I was flattered this week to be referred to make a birthday cake by someone who I was lucky enough to work with during my most formative months as a very green pastry cook, during a time when my metamorphosis from medicine to pastry was still raw and disorienting. Undoubtedly, cake requests are always flattering but if the recommendation comes from someone equally or more qualified than me, the compliment is that much sweeter. Thanks Fionna.
This cake would satisfy any chocolate lover and is most elegant in its simplicity. I was asked to combine milk and dark chocolate in glorious mousse form and naturally, with rich chocolate cake. For some crunch, a sprinkle of cocoa nibs intermingled between the layers. My current design motif involves rings; I have recently been surrounding myself with annular patterns, in jewelry, a Pylones thermos, and now in chocolate. Perhaps, I'm tired of corners?
Some leftover mousse and cake allowed me to throw together a few individual portions to enjoy and photograph. Call it quality control or maybe show and tell, since with cake requests, I can never photograph a cake's interior and show it to you folks!
Monday, January 26, 2009
Monday, January 19, 2009
The traditional colour central to all Chinese weddings is red. From the invitation, to tablecloths, to the bride's dress, everything is red, representing love and happiness. Equally important in Chinese culture is prosperity which is represented by gold. Put red and gold together you have the obligatory Chinese wedding colour scheme. Personally, I do not think I have ever owned a red dress (I'm shy) and instead wore a ivory and gold cheong sam during my wedding reception.

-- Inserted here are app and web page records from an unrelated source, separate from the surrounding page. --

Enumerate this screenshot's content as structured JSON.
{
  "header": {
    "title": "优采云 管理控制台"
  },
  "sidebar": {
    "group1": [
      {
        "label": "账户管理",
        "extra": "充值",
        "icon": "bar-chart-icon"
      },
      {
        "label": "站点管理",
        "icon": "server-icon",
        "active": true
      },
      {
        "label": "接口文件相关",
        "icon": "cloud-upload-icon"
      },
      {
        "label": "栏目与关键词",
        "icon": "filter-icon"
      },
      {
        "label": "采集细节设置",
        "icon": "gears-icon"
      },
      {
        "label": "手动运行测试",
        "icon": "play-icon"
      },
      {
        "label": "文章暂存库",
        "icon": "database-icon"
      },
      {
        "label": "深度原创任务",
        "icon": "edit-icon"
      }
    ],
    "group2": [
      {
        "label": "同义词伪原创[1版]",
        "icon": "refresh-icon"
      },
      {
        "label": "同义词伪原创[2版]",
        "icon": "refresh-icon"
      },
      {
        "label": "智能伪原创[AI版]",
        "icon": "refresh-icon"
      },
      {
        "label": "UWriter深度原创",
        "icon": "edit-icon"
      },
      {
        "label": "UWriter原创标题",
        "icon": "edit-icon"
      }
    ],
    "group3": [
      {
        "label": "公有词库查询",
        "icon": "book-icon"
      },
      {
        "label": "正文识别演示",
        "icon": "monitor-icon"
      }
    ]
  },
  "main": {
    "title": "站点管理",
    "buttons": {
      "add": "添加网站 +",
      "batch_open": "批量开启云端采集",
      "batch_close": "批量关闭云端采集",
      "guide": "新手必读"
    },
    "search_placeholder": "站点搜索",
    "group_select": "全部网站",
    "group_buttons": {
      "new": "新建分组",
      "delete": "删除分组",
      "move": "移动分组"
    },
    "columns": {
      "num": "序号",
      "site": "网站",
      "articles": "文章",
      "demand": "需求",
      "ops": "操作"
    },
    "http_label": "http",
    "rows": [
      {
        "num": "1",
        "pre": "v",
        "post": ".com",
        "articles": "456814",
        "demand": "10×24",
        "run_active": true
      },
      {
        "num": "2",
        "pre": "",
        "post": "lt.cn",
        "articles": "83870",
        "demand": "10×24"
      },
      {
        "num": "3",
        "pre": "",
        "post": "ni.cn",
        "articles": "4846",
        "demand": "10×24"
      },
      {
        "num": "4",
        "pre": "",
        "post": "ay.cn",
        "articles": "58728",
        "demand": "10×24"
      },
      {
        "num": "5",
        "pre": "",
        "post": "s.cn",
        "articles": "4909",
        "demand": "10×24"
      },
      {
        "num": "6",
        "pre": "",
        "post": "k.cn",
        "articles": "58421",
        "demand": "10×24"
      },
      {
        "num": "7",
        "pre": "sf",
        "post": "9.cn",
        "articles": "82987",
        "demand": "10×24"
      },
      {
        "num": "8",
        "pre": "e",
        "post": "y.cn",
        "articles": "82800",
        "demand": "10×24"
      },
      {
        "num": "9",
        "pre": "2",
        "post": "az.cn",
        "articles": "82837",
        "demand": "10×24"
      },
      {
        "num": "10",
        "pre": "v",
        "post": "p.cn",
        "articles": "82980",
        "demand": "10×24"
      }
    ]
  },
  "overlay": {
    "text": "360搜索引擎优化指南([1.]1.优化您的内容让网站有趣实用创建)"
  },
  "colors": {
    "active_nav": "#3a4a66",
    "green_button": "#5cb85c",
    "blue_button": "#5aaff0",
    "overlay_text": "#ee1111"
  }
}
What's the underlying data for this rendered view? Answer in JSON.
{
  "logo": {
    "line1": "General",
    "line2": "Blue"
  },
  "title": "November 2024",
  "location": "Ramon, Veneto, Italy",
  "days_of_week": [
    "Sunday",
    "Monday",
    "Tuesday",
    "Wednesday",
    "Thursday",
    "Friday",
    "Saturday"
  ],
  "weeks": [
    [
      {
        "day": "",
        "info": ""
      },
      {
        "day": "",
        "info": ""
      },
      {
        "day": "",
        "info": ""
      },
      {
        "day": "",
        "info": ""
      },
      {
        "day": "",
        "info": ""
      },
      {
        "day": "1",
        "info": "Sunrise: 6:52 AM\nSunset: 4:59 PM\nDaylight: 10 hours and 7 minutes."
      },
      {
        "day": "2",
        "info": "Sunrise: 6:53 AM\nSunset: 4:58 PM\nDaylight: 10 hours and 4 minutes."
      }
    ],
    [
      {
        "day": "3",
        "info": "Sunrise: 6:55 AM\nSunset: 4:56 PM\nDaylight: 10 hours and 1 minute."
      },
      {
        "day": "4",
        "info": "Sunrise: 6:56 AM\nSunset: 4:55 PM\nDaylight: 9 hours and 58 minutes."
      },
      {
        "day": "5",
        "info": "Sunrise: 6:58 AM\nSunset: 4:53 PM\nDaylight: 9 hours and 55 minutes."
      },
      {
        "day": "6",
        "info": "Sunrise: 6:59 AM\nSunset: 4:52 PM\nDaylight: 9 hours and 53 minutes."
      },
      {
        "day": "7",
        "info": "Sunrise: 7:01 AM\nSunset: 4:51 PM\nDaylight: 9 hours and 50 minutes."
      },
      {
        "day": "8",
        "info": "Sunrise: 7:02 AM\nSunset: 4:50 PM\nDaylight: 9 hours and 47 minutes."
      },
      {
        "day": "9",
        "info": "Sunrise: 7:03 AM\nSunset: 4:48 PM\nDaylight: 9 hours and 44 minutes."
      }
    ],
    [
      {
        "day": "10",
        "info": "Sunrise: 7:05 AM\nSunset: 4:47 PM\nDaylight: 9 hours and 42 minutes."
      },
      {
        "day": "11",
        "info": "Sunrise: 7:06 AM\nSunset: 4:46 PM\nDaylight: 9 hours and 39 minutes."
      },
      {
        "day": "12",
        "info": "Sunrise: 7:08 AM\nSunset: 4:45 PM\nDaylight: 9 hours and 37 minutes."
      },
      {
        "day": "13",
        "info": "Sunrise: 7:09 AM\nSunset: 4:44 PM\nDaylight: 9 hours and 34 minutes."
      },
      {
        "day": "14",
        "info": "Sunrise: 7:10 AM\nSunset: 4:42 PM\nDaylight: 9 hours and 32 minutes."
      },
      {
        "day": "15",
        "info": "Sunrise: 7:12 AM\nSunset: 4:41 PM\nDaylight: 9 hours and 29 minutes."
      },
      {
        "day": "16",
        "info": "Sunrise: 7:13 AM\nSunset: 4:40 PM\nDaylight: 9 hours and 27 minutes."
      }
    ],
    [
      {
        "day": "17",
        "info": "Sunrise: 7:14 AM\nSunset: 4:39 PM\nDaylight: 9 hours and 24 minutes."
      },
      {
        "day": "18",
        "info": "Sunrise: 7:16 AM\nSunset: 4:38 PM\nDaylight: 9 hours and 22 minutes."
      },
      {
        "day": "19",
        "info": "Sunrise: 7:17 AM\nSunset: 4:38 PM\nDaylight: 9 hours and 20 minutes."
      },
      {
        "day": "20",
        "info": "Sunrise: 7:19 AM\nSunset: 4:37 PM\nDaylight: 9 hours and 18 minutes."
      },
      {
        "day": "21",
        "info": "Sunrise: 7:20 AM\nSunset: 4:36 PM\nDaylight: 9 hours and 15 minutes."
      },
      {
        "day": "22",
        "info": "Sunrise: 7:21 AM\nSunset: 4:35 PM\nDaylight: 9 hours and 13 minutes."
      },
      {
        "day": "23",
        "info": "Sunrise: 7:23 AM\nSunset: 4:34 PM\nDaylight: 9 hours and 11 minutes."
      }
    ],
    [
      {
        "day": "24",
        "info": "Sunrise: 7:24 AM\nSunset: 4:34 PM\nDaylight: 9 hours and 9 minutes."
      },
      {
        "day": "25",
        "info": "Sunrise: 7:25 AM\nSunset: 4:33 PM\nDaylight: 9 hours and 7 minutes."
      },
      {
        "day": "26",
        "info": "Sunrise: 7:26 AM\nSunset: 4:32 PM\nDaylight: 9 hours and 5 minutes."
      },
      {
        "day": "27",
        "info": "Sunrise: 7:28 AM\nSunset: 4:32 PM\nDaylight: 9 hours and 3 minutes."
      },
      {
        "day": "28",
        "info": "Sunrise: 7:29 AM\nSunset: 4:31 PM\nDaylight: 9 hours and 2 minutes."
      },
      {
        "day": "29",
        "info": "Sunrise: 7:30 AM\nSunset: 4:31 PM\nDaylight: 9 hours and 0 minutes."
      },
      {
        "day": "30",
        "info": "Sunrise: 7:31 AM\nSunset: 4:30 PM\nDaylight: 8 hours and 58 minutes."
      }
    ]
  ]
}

For the unconventional Chinese bride who loves French pastry and citrus, lemon macarons with lemon curd and a sprinkle of edible gold dust were perfect. Although I have seen red macarons before in Paris which would have looked spectacular with a splash of gold dust, an unpleasant amount of artificial colouring is required to achieve an intense red that does not appear pink. As you may guess, I am not a big fan of red velvet cake either (sorry!).
As a nice pairing to the lemon macarons, there were also green tea macarons with white chocolate coconut ganache filling which received a light silver lustre. The flavours were very complementary and appealed to the Asian palate. Matcha powder is becoming easier to find in stores these days and gives a lovely earthy green hue to the final product; however, it does have a strong flavour which can be overpowering and if you use too much like I did in a pastry cream once, you end up with something that resembles algae!
Monday, January 12, 2009
Not all couples get wedding cakes on their wedding day. In fact, I briefly considered having a wedding pie but did not have the guts to break from tradition. Our friends Kat and Calvin decided to have a selection of petits fours as part of their wedding celebration "after party" this weekend and I was happy to oblige. There were eight different types in total but here are four.
There were mini chocolate cupcakes with two types of Italian buttercream swirls, milk chocolate hazelnut or white chocolate passionfruit. Transporting them without utter destruction was a challenge, especially with those sinister potholes cropping up all over Vancouver streets lately. My solution was to use strips of double-sided tape on trays to prevent each mini-cupcake from getting too cozy with its neighbour.
Next, a delicate dark chocolate mousse bite included layers of strawberry gelée, caramel mousse, and chocolate dacquoise. Its fruitier counterpart was a quince bavaroise bite which was layered with mango gelée, lime marshmallow, and pistachio joconde and adorned with a small meringue heart. I just wished that I could have actually attended the event too but wifely duty called me elsewhere that evening. So, to the new husband and wife...congratulations Kat and Calvin!
Monday, January 5, 2009
My husband and I celebrated our fifth wedding anniversary last week and despite the record snowfall in Vancouver, we had a superb time. In fact, five years earlier, our wedding day was preceded by snowfall which gave the perfect backdrop to our ceremony, cold and crisp but clear with freshly dusted North shore mountains glowing at sunset. Oh I'm gushing.
This year's gift, in accordance with the traditional anniversary gift list, is wood, seemingly not the most romantic of substances, but nonetheless worthy of giving in some form to the one you love. The Scrabble Premier Wood Edition game was the obvious choice for him, especially appropriate for wintery house-bound evenings. So far, we are tied at one game each and I am expanding my vocabulary with legitimate 2-letter words.
After some brainstorming, my secondary gift which had to be wood-related but edible was the cinnamon bun. True cinnamon is the bark from the Cinnamomum zeylanicum tree, although, what North Americans call cinnamon is more likely a related species, Cinnamomum aromaticum, which is also called cassia, a more intensely flavoured and woodier bark.
As seasoned alumni of the University of British Columbia, Eric and I both have a soft spot for those legendary UBC cinnamon buns and several years ago, I found the official recipe (I use butter instead of margarine). These buns are not as gooey and smothered in icing as typical cinnamon buns; instead, they have a lovely caramelized crust and soft interior. As a freshman, I may have consumed one per day before my waistline begged me not to. Happy Anniversary!